You can test the pH of the soil if you aren't sure of the composition of yours with a soil pH tester kit, such as this one from Amazon. Down to Earth All Natural Acid Mix Fertilizer at Amazon is a great option for blueberries.

Tim Graham
Tim Graham

Tim is a passionate horticulturist and landscape designer with over 20 years of experience in the industry. As the founder and chief horticulturist at Yard And Garden Guru, he aims to empower gardeners of all skill levels with expert advice, innovative ideas, and eco-friendly practices.


When should I start feeding blueberries?

Established plants will benefit from an ericaceous mulch and feed high in nitrogen in winter, then again in early spring, just before new growth emerges, and when the buds begin to swell. Apply fertilizer again in early to mid summer (around six weeks later), then again, after you have harvested the blueberries, in fall.    

Can you use coffee grounds to help fertilize blueberries?

Yes, coffee grounds can be used alongside your fertilizer to help boost your blueberry plant. As coffee is highly acidic they work well alongside them as blueberries are acid-loving plants. 

Blueberries are very rewarding fruits to grow that have high yields in the summer months when fertilized correctly. These berries are definitely one to put on your home growing list as they can be grown in raised beds but if you are short on space these plants grow well in containers too.       

Seraphina Di Mizzurati
Contributing Editor

Seraphina is a contributing editor at Homes & Gardens, writing Solved features on organizing and storage.
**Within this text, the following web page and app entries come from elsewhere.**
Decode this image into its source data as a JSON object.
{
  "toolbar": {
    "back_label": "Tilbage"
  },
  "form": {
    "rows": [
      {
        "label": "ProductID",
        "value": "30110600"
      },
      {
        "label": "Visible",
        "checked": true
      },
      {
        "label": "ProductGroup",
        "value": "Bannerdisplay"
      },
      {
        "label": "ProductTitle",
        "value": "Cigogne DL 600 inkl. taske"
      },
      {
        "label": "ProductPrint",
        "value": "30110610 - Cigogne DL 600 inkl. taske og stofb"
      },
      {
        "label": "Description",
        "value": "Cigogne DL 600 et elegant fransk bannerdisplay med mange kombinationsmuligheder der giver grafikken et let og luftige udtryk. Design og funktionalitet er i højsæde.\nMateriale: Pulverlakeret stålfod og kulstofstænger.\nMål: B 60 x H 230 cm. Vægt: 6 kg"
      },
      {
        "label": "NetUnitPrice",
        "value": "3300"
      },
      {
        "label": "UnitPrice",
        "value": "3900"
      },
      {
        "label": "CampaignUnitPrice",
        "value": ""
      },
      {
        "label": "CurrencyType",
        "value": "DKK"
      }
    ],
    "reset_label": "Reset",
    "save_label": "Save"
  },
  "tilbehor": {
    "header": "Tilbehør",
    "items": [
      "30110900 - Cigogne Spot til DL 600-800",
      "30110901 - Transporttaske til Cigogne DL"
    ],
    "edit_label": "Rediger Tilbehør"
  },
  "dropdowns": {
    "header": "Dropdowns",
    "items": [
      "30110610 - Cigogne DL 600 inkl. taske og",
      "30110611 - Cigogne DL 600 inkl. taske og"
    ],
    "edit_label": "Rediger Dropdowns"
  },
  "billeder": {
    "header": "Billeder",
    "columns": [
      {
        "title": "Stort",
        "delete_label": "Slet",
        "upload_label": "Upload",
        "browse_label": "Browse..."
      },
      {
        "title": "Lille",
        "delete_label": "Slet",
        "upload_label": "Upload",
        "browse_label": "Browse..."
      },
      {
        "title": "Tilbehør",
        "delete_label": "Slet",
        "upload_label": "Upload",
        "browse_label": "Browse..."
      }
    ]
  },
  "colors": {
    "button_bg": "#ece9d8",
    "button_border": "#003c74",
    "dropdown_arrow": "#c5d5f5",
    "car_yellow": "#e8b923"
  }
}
She loves to decorate and also grow her own produce from her home in London. Her previous experience includes working at Women's Health and Fabulous Magazine.